EU no-deal Brexit payments "must reach the primary producers" - Martin Kenny TD
Sinn Féin’s Agriculture spokesman Martin Kenny TD, today asked Minister Michael Creed to clarify how the targeted payments he has pledged to seek for beef farmers in the case of a no-deal Brexit would be allocated.
Deputy Kenny said:
“The minister had said in the past that he would favour intervention for Irish beef if the British market is closed to Irish produce.
"However, now he has opted for seeking targeted payments to beef farmers as an alternative.
“The payments would come from the Common Market Organisation framework, which would mean that payments would be linked to any price drop which would result from a no-deal Brexit.

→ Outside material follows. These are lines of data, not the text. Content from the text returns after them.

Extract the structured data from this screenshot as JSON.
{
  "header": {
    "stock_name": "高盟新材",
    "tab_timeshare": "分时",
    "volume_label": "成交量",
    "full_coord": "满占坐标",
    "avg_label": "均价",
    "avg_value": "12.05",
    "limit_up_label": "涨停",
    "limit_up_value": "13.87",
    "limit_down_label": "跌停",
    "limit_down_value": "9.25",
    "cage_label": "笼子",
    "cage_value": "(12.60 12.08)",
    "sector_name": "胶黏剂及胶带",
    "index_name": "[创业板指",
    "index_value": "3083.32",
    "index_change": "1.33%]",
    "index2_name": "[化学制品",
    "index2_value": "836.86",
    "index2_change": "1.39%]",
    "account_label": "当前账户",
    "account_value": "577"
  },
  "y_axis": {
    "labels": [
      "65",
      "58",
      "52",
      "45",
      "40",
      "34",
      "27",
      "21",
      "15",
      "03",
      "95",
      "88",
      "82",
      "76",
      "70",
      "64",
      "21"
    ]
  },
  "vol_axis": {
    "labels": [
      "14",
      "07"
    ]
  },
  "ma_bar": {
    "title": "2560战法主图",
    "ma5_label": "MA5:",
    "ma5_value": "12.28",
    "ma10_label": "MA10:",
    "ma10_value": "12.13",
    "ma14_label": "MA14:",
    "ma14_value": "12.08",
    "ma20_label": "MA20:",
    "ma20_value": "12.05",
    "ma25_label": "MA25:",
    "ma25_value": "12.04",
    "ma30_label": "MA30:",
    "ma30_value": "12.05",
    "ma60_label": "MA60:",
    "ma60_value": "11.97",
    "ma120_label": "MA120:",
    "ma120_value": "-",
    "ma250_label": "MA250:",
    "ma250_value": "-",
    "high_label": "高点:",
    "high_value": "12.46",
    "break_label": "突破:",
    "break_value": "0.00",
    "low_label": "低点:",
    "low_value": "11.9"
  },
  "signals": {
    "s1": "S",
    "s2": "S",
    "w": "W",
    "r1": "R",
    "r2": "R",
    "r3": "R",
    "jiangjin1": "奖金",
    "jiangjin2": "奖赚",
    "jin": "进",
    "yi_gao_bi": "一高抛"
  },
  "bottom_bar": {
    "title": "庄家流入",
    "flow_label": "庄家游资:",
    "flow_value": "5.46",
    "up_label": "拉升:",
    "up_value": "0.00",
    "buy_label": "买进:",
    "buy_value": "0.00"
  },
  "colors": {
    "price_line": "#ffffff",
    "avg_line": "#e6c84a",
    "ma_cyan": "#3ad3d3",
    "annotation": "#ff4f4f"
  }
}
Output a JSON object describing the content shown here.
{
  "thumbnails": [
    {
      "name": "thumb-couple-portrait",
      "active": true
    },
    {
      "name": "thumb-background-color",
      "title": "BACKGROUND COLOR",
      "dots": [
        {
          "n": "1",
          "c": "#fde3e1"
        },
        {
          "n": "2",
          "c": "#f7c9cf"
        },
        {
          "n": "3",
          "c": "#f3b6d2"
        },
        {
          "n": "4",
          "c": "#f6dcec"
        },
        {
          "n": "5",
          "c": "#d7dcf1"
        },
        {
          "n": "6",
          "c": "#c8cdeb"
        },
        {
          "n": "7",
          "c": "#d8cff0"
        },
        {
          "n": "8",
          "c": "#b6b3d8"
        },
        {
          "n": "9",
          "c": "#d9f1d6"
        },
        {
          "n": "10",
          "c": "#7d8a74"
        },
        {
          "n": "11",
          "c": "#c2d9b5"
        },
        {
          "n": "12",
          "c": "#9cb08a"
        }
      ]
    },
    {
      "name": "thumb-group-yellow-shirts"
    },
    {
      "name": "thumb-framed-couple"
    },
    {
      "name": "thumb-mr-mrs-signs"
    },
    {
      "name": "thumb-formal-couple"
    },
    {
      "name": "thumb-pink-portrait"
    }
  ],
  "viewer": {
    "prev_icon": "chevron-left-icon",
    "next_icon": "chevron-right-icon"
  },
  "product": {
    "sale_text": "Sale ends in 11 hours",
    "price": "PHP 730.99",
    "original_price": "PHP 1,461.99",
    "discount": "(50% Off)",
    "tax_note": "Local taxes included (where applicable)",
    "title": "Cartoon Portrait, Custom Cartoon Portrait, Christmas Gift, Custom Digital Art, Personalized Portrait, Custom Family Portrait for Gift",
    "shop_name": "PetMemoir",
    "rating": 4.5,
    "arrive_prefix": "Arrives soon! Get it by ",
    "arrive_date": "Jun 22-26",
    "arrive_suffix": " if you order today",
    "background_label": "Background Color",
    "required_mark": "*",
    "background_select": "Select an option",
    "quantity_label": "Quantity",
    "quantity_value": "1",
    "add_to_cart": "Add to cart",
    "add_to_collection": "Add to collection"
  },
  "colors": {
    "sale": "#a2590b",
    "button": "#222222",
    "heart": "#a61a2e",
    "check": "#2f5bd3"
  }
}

"We must ensure that such funding would reach the primary producer, the farmer, and not be gobbled up by the factories which could then continue to put pressure downwards on farmers to sell more cheaply.
“While the final British withdrawal agreement remains unclear, the aim of any measure must be to ensure that the Irish beef which has gone to the British markets for decades continues to be exported there and that any tariffs imposed by the British on Irish beef be offset by these EU payments.
“The European Commission has already said that it is within EU law to provide a cushion against the most immediate and drastic effects of a no-deal situation.
“There are various measures of market support available that have been provided by the EU in the past, for example, to Baltic farmers when the Russian market was closed to them in 2014.
“Exceptional aid measures are permitted and if the quarter of a million tonnes of Irish beef are to avoid intervention after the end of March, then prices will have to be subsidised to the tune of whatever tariff the British impose on them.”